Some cities are opting to handle micromobility analytics themselves. For instance, Los Angeles developed a mobility data specifications with standards and API frameworks that let cities collect and analyze e-scooter providers’ data in real time, according to a Deloitte Insights article.
“When micromobility first launched, many companies did not share data (much like ride-hailing), but since then, cities have drawn on those lessons learned to know what data to ask for (and why, which is essential),” Ben Kelman, a consultant at Deloitte, wrote in an email to GCN. He said that’s thanks to standards and resources such as policy guidelines from the National Association of City Transportation Officials and support from the Open Mobility Foundation, a consortium of city and transportation leaders focused on mobility technology, data governance and standards, such as the Mobility Data Specification.
Cities vary in their abilities to analyze micromobility data. Some have robust data analytics departments, Kelman wrote, while others are stymied by funding or process-driven approaches instead of data-driven ones. To move forward, agencies need leaders’ support.
“This can start by conducting a self-assessment in areas such as data management, systems and technologies, business processes, performance measurement, etc., to pinpoint opportunities to advance digital maturity,” he said, adding that cities can learn from one another and adopt best practices. “By standardizing their approach with other cities, this not only accelerates their ability to shift to a data-driven approach to mobility management and planning, but benefits mobility providers as well because of the resulting standard data-sharing and policy requirements.”
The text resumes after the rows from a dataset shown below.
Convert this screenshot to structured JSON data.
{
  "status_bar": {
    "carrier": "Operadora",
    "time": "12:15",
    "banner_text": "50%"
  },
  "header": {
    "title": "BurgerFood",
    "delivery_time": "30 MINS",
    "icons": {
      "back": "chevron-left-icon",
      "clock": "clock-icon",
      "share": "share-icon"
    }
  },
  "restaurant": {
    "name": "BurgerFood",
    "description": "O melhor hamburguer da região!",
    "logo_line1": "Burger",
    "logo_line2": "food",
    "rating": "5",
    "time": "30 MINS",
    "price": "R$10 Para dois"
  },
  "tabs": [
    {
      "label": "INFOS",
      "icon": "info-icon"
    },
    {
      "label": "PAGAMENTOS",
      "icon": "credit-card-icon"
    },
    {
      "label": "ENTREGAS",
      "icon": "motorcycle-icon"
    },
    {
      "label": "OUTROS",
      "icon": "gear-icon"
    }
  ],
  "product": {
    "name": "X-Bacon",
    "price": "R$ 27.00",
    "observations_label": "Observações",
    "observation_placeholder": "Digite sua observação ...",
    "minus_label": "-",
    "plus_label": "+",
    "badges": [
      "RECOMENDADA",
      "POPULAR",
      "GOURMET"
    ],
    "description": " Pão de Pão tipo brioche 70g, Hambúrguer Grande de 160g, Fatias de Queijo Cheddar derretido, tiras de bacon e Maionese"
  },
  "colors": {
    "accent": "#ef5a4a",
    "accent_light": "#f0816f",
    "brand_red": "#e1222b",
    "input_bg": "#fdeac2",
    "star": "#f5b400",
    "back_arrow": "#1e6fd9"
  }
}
In Charlotte, Harrison said that the city will likely continue with the dynamic pricing model and look for other applications for its mobility data.
“As technology improves and more data becomes available, we’re definitely going to look at opportunities to … innovate and manage e-scooters in a way that aligns with the city’s goals and using data to support future plans and policies.”
Editor's note: This article was updated Feb. 14 with comments from Deloitte.
Stephanie Kanowitz is a freelance writer based in northern Virginia.